Pennsylvanians are basking in the economic wealth created by natural gas production, with energy companies expected to pay $225 million in natural gas production fees to the Keystone State this year.
Taking advantage of vast natural gas deposits in the Marcellus Shale Formation and advances in hydraulic fracturing production technologies, Pennsylvania is experiencing a resurgence in energy production. Since 2012, when Pennsylvania enacted natural gas impact production fees, industry companies have paid more than $400 million in impact fees to state and local governments. By the end of the year, the total is expected to reach $630 million. The production fees are in addition to normal business taxes paid by natural gas producers.
Fueled by the so-called fracking revolution, nearly 6,500 wells are now producing natural gas in Pennsylvania.
Money Flowing in from Texas, Oklahoma
Unlike some oil-and-gas-producing states that impose severance taxes on the volume of fuel produced, Pennsylvania levees a fee on each well that is drilled. Two of the three companies that paid the highest impact fees last year were Texas-based energy companies Range Resources and Anadarko, which handed over $27 million and $12.3 million, respectively. Oklahoma’s Chesapeake Energy came in second behind Range Resources with an impact fee bill of $26.6 million.
“We are building a stronger Pennsylvania by harnessing our abundant resources to create jobs for working families, reinvest in our local communities, and protect our environment for generations to come,” Gov. Tom Corbett (R) said in a March press statement.
Corbett is resisting calls by some state lawmakers to impose new taxes on the gas industry, arguing the Keystone State is benefiting greatly from the current tax structure and there is no need to risk chasing away natural gas producers.
More than Their Fair Share

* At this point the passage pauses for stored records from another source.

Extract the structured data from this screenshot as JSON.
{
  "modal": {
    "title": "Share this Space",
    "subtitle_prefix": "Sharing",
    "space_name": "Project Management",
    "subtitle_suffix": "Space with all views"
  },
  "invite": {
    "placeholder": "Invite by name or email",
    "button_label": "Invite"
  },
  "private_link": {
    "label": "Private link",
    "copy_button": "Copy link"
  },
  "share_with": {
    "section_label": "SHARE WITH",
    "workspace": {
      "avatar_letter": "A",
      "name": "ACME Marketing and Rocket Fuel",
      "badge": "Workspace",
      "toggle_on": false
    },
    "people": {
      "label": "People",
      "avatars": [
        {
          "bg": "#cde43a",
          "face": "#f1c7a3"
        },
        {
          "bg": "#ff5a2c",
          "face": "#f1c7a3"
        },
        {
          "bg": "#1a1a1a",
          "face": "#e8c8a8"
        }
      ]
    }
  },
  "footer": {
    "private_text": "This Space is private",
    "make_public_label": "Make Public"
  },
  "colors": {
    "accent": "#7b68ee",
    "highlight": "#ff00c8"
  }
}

Nathan Benefield, vice president of policy analysis at the Harrisburg, Pennsylvania-based Commonwealth Foundation, explained how the impact fees are generating government revenue.
“Contrary to claims that natural gas drillers aren’t paying their ‘fair share,’ the Marcellus Shale boom has been a benefit both to the private economy and landowners, but also to government,” Benefield said. “The new impact fee revenue is in addition to the taxes the industry already pays. These taxes include Pennsylvania’s already second-highest-in-the-nation corporate income tax, royalty payments to state and local governments for drilling on public lands, and income taxes landowners pay on their royalties.”
Finding the Proper Balance
Benefield said piling additional taxes on natural gas production risks killing the goose that lays the golden egg. Importantly, the communities hosting natural gas production are the ones receiving the most economic benefit.
“While some special interests in Pennsylvania are asking for new taxes to enable an increase in government spending, much of the impact fee revenue is kept in local communities where drilling is taking place,” said Benefield.
‘A Real Success Story’
Dan Simmons, director of regulatory and state affairs at the Institute for Energy Research, put natural gas development in Pennsylvania in a national, even global context.
“One of the few bright spots in the U.S. economy in the past five years has been natural gas and oil production. Today, the United States is the world leader in natural gas production, and by next year we should become the world’s largest oil producer,” Simmons observed.
“What we are seeing in Pennsylvania is the direct result of this natural gas boom,” Simmons explained. “Besides creating thousands of good-paying jobs, the boom is also providing hundreds of millions of dollars for state and local governments. This is a real success story.”
Bonner R. Cohen, Ph. D., ([email protected]) is a senior fellow at the National Center for Public Policy Research.